Forthrightness – and audience involvement, through the Publikumusrat — could make Swissinfo a model for news coverage in the UK and US, where, as one poll after another shows, public trust in the media has never been lower.

Until recently, the point of having Swissinfo was to help Swiss nationals living abroad stay sufficiently well-informed to make the best possible decisions when they vote remotely in referendums and elections. This part of its charter is no longer as important as demystifying Switzerland for foreigners, because free online editions of so many Swiss newspapers give Swiss expatriates the facts they need.

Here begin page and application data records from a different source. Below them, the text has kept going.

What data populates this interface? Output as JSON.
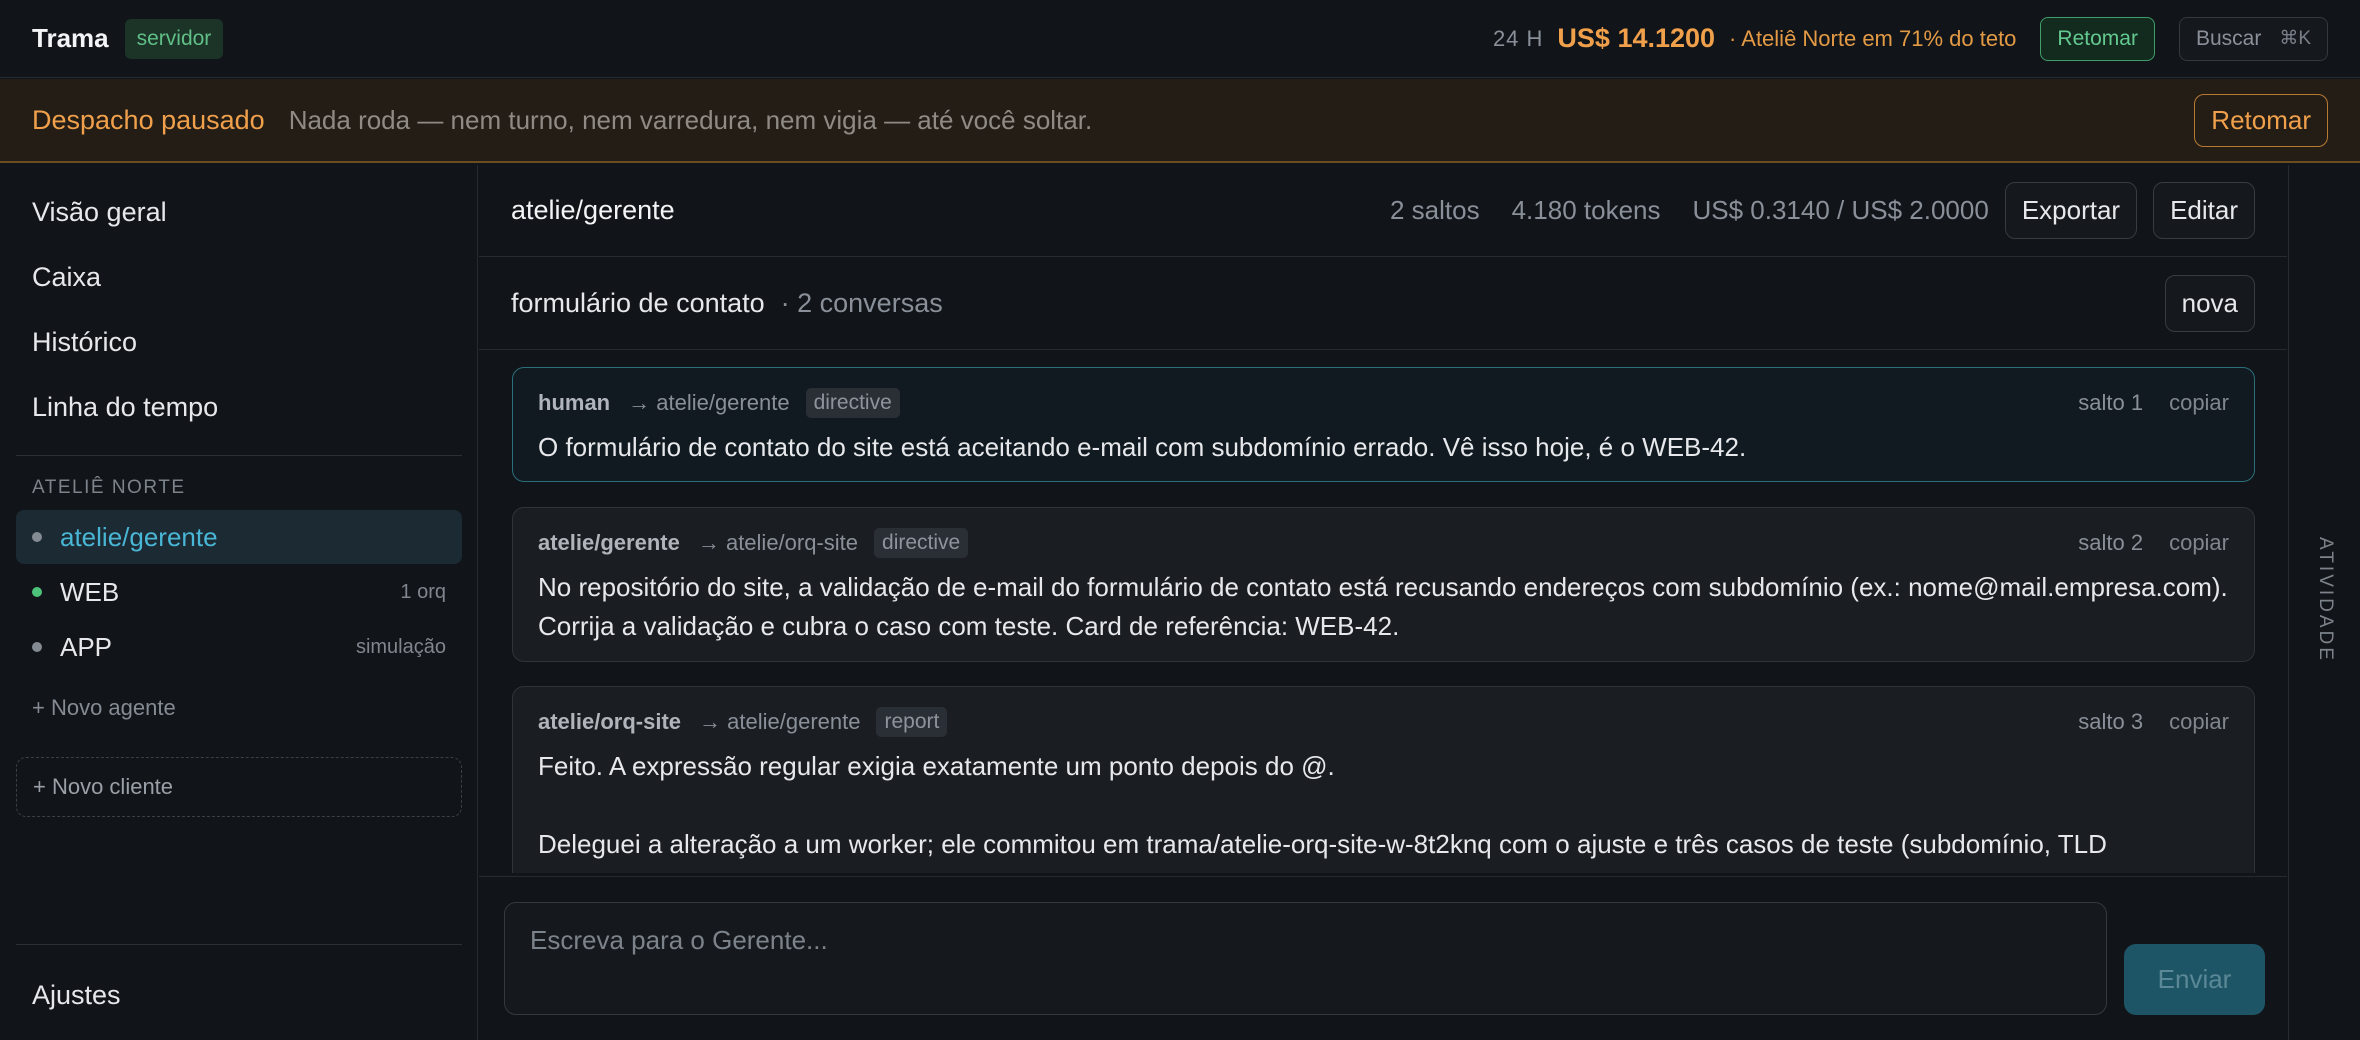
{
  "topbar": {
    "brand": "Trama",
    "badge": "servidor",
    "period": "24 H",
    "cost": "US$ 14.1200",
    "cost_note": "· Ateliê Norte em 71% do teto",
    "resume_label": "Retomar",
    "search_label": "Buscar",
    "search_shortcut": "⌘K"
  },
  "banner": {
    "title": "Despacho pausado",
    "message": "Nada roda — nem turno, nem varredura, nem vigia — até você soltar.",
    "button": "Retomar"
  },
  "sidebar": {
    "nav": [
      "Visão geral",
      "Caixa",
      "Histórico",
      "Linha do tempo"
    ],
    "section": "ATELIÊ NORTE",
    "agents": [
      {
        "name": "atelie/gerente",
        "meta": "",
        "status": "idle"
      },
      {
        "name": "WEB",
        "meta": "1 orq",
        "status": "active"
      },
      {
        "name": "APP",
        "meta": "simulação",
        "status": "idle"
      }
    ],
    "new_agent": "+ Novo agente",
    "new_client": "+ Novo cliente",
    "settings": "Ajustes"
  },
  "main": {
    "agent": "atelie/gerente",
    "hops": "2 saltos",
    "tokens": "4.180 tokens",
    "budget": "US$ 0.3140 / US$ 2.0000",
    "export": "Exportar",
    "edit": "Editar",
    "conversation": "formulário de contato",
    "conversation_count": "· 2 conversas",
    "new": "nova",
    "messages": [
      {
        "from": "human",
        "to": "→ atelie/gerente",
        "kind": "directive",
        "hop": "salto 1",
        "copy": "copiar",
        "body": "O formulário de contato do site está aceitando e-mail com subdomínio errado. Vê isso hoje, é o WEB-42."
      },
      {
        "from": "atelie/gerente",
        "to": "→ atelie/orq-site",
        "kind": "directive",
        "hop": "salto 2",
        "copy": "copiar",
        "body": "No repositório do site, a validação de e-mail do formulário de contato está recusando endereços com subdomínio (ex.: nome@mail.empresa.com). Corrija a validação e cubra o caso com teste. Card de referência: WEB-42."
      },
      {
        "from": "atelie/orq-site",
        "to": "→ atelie/gerente",
        "kind": "report",
        "hop": "salto 3",
        "copy": "copiar",
        "body": "Feito. A expressão regular exigia exatamente um ponto depois do @.\n\nDeleguei a alteração a um worker; ele commitou em trama/atelie-orq-site-w-8t2knq com o ajuste e três casos de teste (subdomínio, TLD"
      }
    ],
    "composer_placeholder": "Escreva para o Gerente...",
    "send": "Enviar"
  },
  "rail": {
    "label": "ATIVIDADE"
  }
}
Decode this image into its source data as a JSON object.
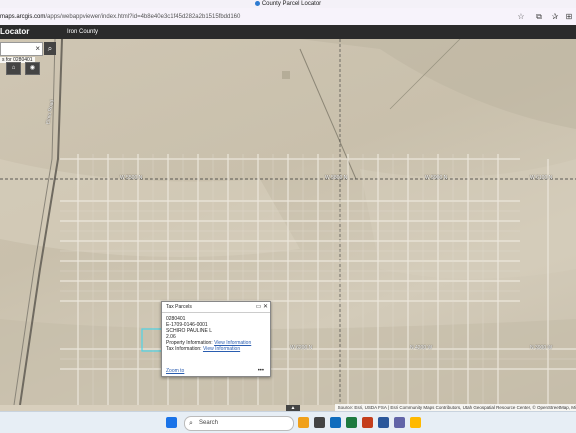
{
  "window": {
    "title": "County Parcel Locator"
  },
  "browser": {
    "url_domain": "maps.arcgis.com",
    "url_path": "/apps/webappviewer/index.html?id=4b8e40e3c1f45d282a2b1515fbdd160",
    "icons": [
      "star-icon",
      "extensions-icon",
      "favorites-icon",
      "collections-icon"
    ]
  },
  "app": {
    "title": "Locator",
    "subtitle": "Iron County"
  },
  "search": {
    "value": "",
    "clear_glyph": "×",
    "hint": "s for 0280401"
  },
  "map": {
    "road_labels": [
      "Elmo Road",
      "W 5500 N",
      "W 5800 N",
      "W 5900 N",
      "W 6100 N",
      "W 6200 N",
      "N 4200 W",
      "N 3900 W"
    ]
  },
  "popup": {
    "title": "Tax Parcels",
    "parcel_id": "0280401",
    "serial": "E-1709-0146-0001",
    "owner": "SCHIRO PAULINE L",
    "acres": "2.06",
    "property_info_label": "Property Information:",
    "property_info_link": "View Information",
    "tax_info_label": "Tax Information:",
    "tax_info_link": "View Information",
    "zoom_to": "Zoom to",
    "more": "•••"
  },
  "attribution": "Source: Esri, USDA FSA | Esri Community Maps Contributors, Utah Geospatial Resource Center, © OpenStreetMap, Mi",
  "taskbar": {
    "search_label": "Search"
  }
}
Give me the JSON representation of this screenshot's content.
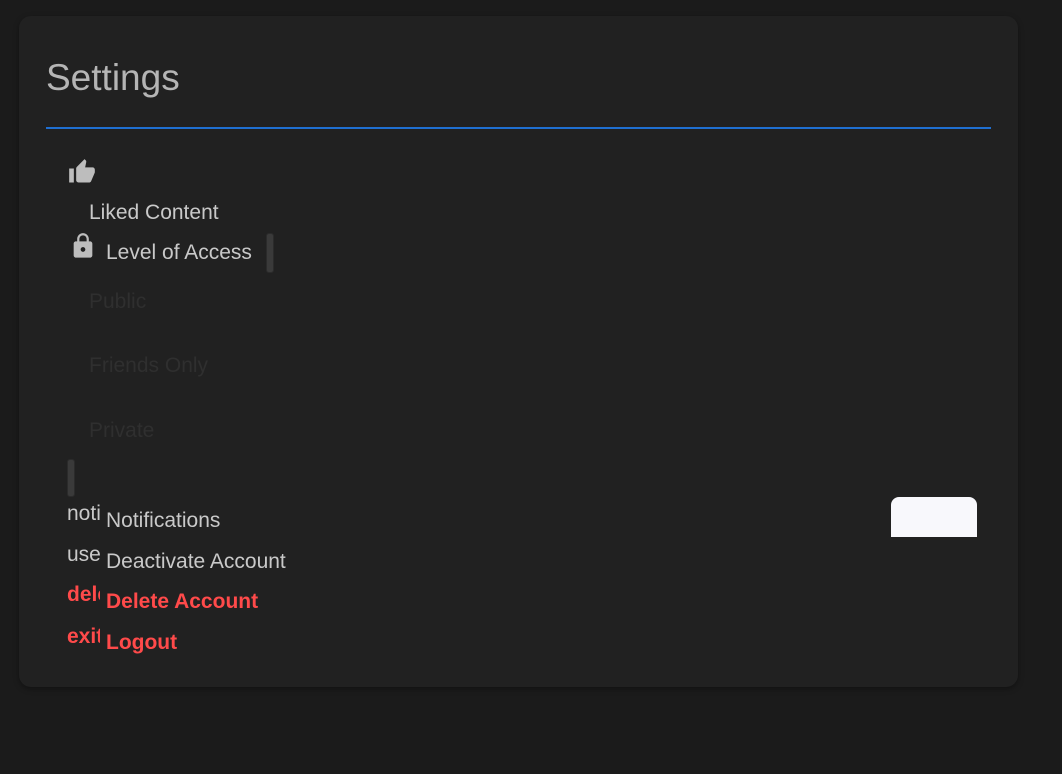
{
  "header": {
    "title": "Settings"
  },
  "liked": {
    "label": "Liked Content",
    "icon": "thumbs-up-icon"
  },
  "access": {
    "label": "Level of Access",
    "icon": "lock-icon",
    "options": [
      "Public",
      "Friends Only",
      "Private"
    ]
  },
  "actions": [
    {
      "key_text": "notifications",
      "label": "Notifications",
      "danger": false
    },
    {
      "key_text": "user",
      "label": "Deactivate Account",
      "danger": false
    },
    {
      "key_text": "delete",
      "label": "Delete Account",
      "danger": true
    },
    {
      "key_text": "exit",
      "label": "Logout",
      "danger": true
    }
  ],
  "colors": {
    "background": "#1b1b1b",
    "card": "#212121",
    "divider": "#1f6fd1",
    "text": "#c9c9c9",
    "danger": "#ff4a4a"
  }
}
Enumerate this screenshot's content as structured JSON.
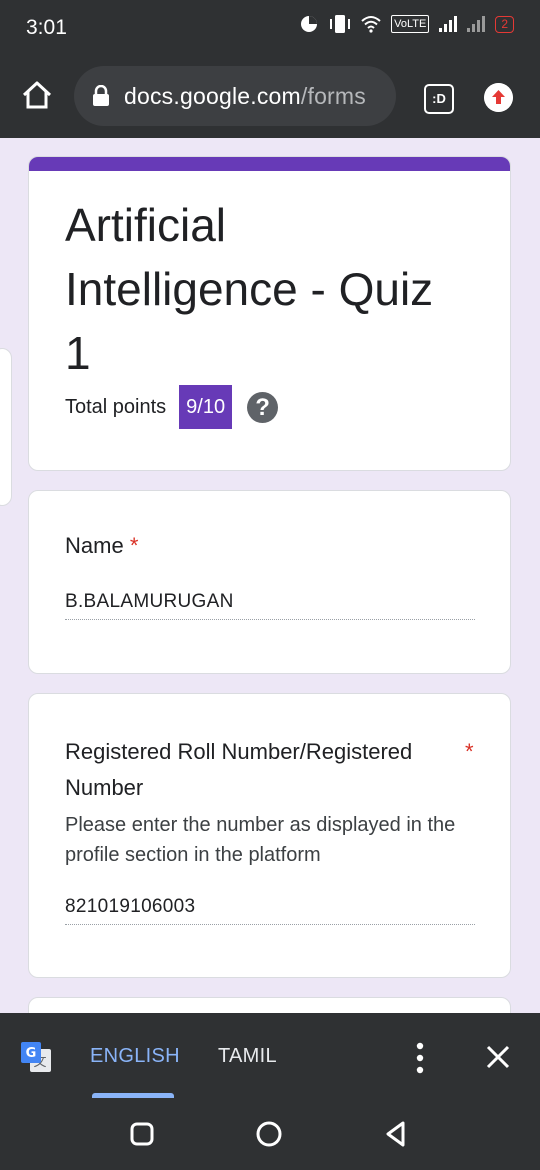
{
  "status_bar": {
    "time": "3:01",
    "volte": "VoLTE",
    "battery": "2",
    "icons": [
      "pie-clock-icon",
      "vibrate-icon",
      "wifi-icon",
      "signal-icon",
      "signal-icon",
      "battery-icon"
    ]
  },
  "browser": {
    "url_host": "docs.google.com",
    "url_path": "/forms",
    "tab_label": ":D",
    "icons": [
      "home-icon",
      "lock-icon",
      "tab-switcher-icon",
      "update-arrow-icon"
    ],
    "accent_color": "#e53935"
  },
  "form": {
    "accent_color": "#673ab7",
    "title": "Artificial Intelligence - Quiz 1",
    "points_label": "Total points",
    "points_value": "9/10",
    "help_glyph": "?",
    "questions": [
      {
        "label": "Name",
        "required_mark": "*",
        "answer": "B.BALAMURUGAN"
      },
      {
        "label": "Registered Roll Number/Registered Number",
        "required_mark": "*",
        "description": "Please enter the number as displayed in the profile section in the platform",
        "answer": "821019106003"
      }
    ]
  },
  "translate_bar": {
    "languages": [
      "ENGLISH",
      "TAMIL"
    ],
    "selected": "ENGLISH",
    "accent_color": "#8ab4f8",
    "icons": [
      "google-translate-icon",
      "more-vert-icon",
      "close-icon"
    ]
  },
  "nav_bar": {
    "icons": [
      "recents-icon",
      "home-circle-icon",
      "back-icon"
    ]
  }
}
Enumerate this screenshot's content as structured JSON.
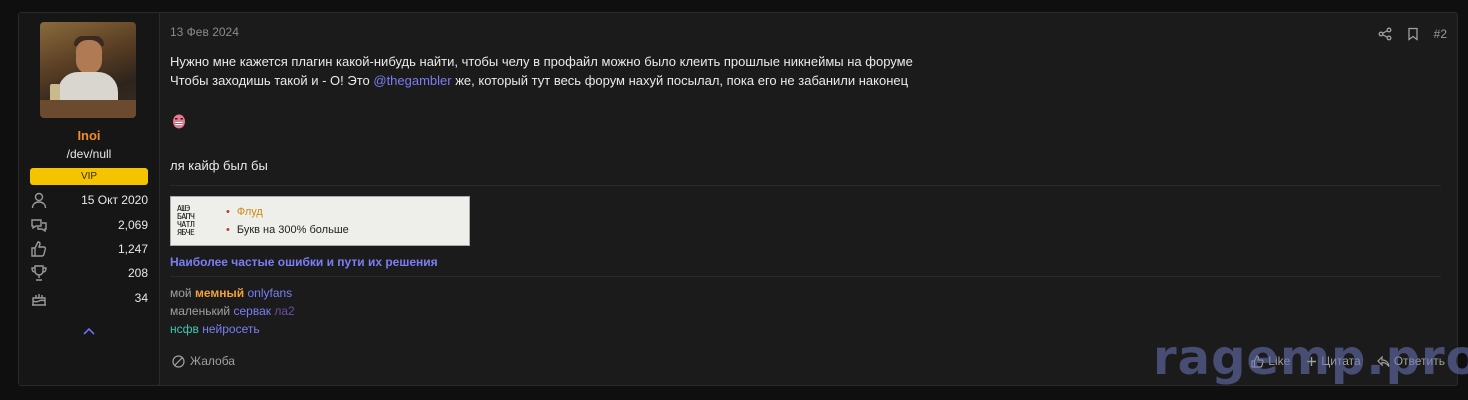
{
  "author": {
    "name": "Inoi",
    "title": "/dev/null",
    "badge": "VIP",
    "stats": [
      {
        "icon": "user-icon",
        "value": "15 Окт 2020"
      },
      {
        "icon": "messages-icon",
        "value": "2,069"
      },
      {
        "icon": "thumbs-up-icon",
        "value": "1,247"
      },
      {
        "icon": "trophy-icon",
        "value": "208"
      },
      {
        "icon": "birthday-cake-icon",
        "value": "34"
      }
    ]
  },
  "post": {
    "date": "13 Фев 2024",
    "number": "#2",
    "line1": "Нужно мне кажется плагин какой-нибудь найти, чтобы челу в профайл можно было клеить прошлые никнеймы на форуме",
    "line2_before": "Чтобы заходишь такой и - О! Это ",
    "mention": "@thegambler",
    "line2_after": " же, который тут весь форум нахуй посылал, пока его не забанили наконец",
    "line3": "ля кайф был бы"
  },
  "signature": {
    "userbar": {
      "glyph_text": "АШЭ\nБАПЧ\nЧАТЛ\nЯБЧЕ",
      "title": "Флуд",
      "subtitle": "Букв на 300% больше"
    },
    "link": "Наиболее частые ошибки и пути их решения",
    "line1": {
      "a": "мой",
      "b": "мемный",
      "c": "onlyfans"
    },
    "line2": {
      "a": "маленький",
      "b": "сервак",
      "c": "ла2"
    },
    "line3": {
      "a": "нсфв",
      "b": "нейросеть"
    }
  },
  "actions": {
    "report": "Жалоба",
    "like": "Like",
    "quote": "Цитата",
    "reply": "Ответить"
  },
  "watermark": "ragemp.pro",
  "colors": {
    "username": "#f28c28",
    "badge": "#f5c400",
    "link": "#7b7ef5",
    "background": "#1b1b1b"
  }
}
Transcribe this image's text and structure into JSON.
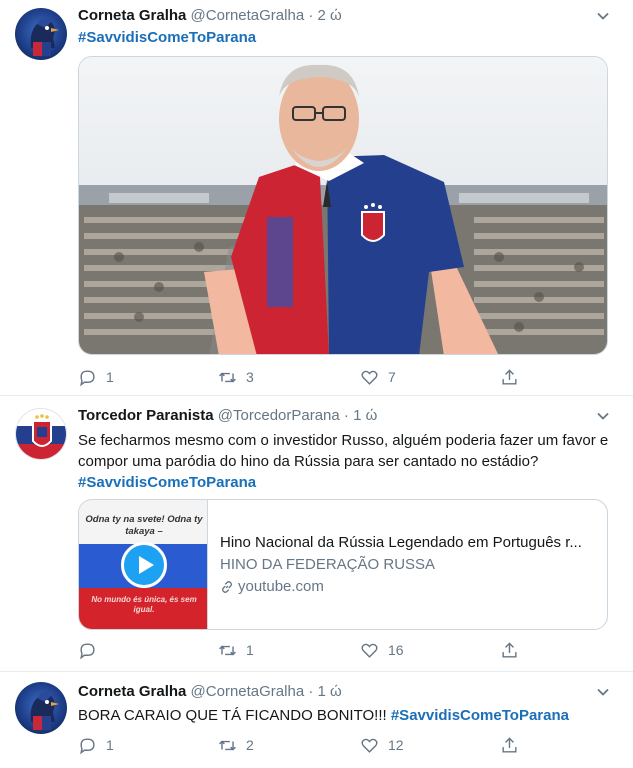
{
  "tweets": [
    {
      "name": "Corneta Gralha",
      "handle": "@CornetaGralha",
      "time": "2 ώ",
      "hashtag": "#SavvidisComeToParana",
      "replies": "1",
      "retweets": "3",
      "likes": "7"
    },
    {
      "name": "Torcedor Paranista",
      "handle": "@TorcedorParana",
      "time": "1 ώ",
      "text": "Se fecharmos mesmo com o investidor Russo, alguém poderia fazer um favor e compor uma paródia do hino da Rússia para ser cantado no estádio?",
      "hashtag": "#SavvidisComeToParana",
      "card": {
        "title": "Hino Nacional da Rússia Legendado em Português r...",
        "description": "HINO DA FEDERAÇÃO RUSSA",
        "domain": "youtube.com",
        "thumb_top": "Odna ty na svete! Odna ty takaya –",
        "thumb_bottom": "No mundo és única, és sem igual."
      },
      "replies": "",
      "retweets": "1",
      "likes": "16"
    },
    {
      "name": "Corneta Gralha",
      "handle": "@CornetaGralha",
      "time": "1 ώ",
      "text": "BORA CARAIO QUE TÁ FICANDO BONITO!!!",
      "hashtag": "#SavvidisComeToParana",
      "replies": "1",
      "retweets": "2",
      "likes": "12"
    }
  ],
  "colors": {
    "link": "#1b6fb8",
    "muted": "#657786",
    "text": "#14171a",
    "divider": "#e6ecf0",
    "shirt_red": "#cc2433",
    "shirt_blue": "#253f8f"
  },
  "icons": [
    "crow-avatar",
    "crest-avatar",
    "chevron-down-icon",
    "reply-icon",
    "retweet-icon",
    "like-icon",
    "share-icon",
    "play-icon",
    "link-icon"
  ]
}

But doing a good job of serving Swiss voters abroad meant that the information the site supplied had to be politically neutral, or carefully balanced across the spectrum of political opinions. That this approach has not changed, even after Swissinfo’s staff and budget were each cut back last year by roughly a third, only adds to the attractions of the site – since, as this blog has underlined in the past, the reading public prefers to be served news undistorted by politics.

The British press ignores this preference. Both during and since the Leveson hearings on press ethics, one editor after another insisted – invoking  time-hallowed tradition as frantically as the Catholic Church fighting for respect, in recent weeks —  that political slanting has always been part of its lifeblood.

Though mockers of the Occupy movements keep insisting that extreme democracy could never be either practical or realistic, Switzerland, the über-democracy, is proof to the contrary. With its tiny population of not quite 8 million, CH can boast of being not just one of the world’s richest countries but the one at the very top of economists’ table for individual wealth – per (adult) capita.

Here is some food for meditation from Swiss Watching’s chapter titled ‘Ask the audience’:

Walking through the centre of Bern means running the gauntlet of clipboard-thrusting pen holders wanting your name. These aren’t charity muggers desperate for your cash … And the papers are not futile petitions that will be delivered to the government without any prospect of anyone taking notice. This is not Britain. This is Switzerland, where the people have power, and they use it. Collecting signatures is the first step towards a referendum, the basic tool of the direct democracy system. Don’t like a government decision? Then collect names to change it. Want to create a new law? Then collect names to initiate it. Hate minarets? Then collect signatures to ban them [ … ]

For outsiders, it’s hard to imagine how a country can function if every law and government action is subject to a government vote. For the Swiss, it’s hard to understand how any country can be run without just that. […] The Swiss people can initiate legislation or destroy it; they can force the government into new policies or reject decisions it’s already made. No one person or party ever has complete control – the people do. Forget China and North Korea; if any country deserves to be called a People’s Republic, it is Switzerland.

Swisscellany 300 dpi for web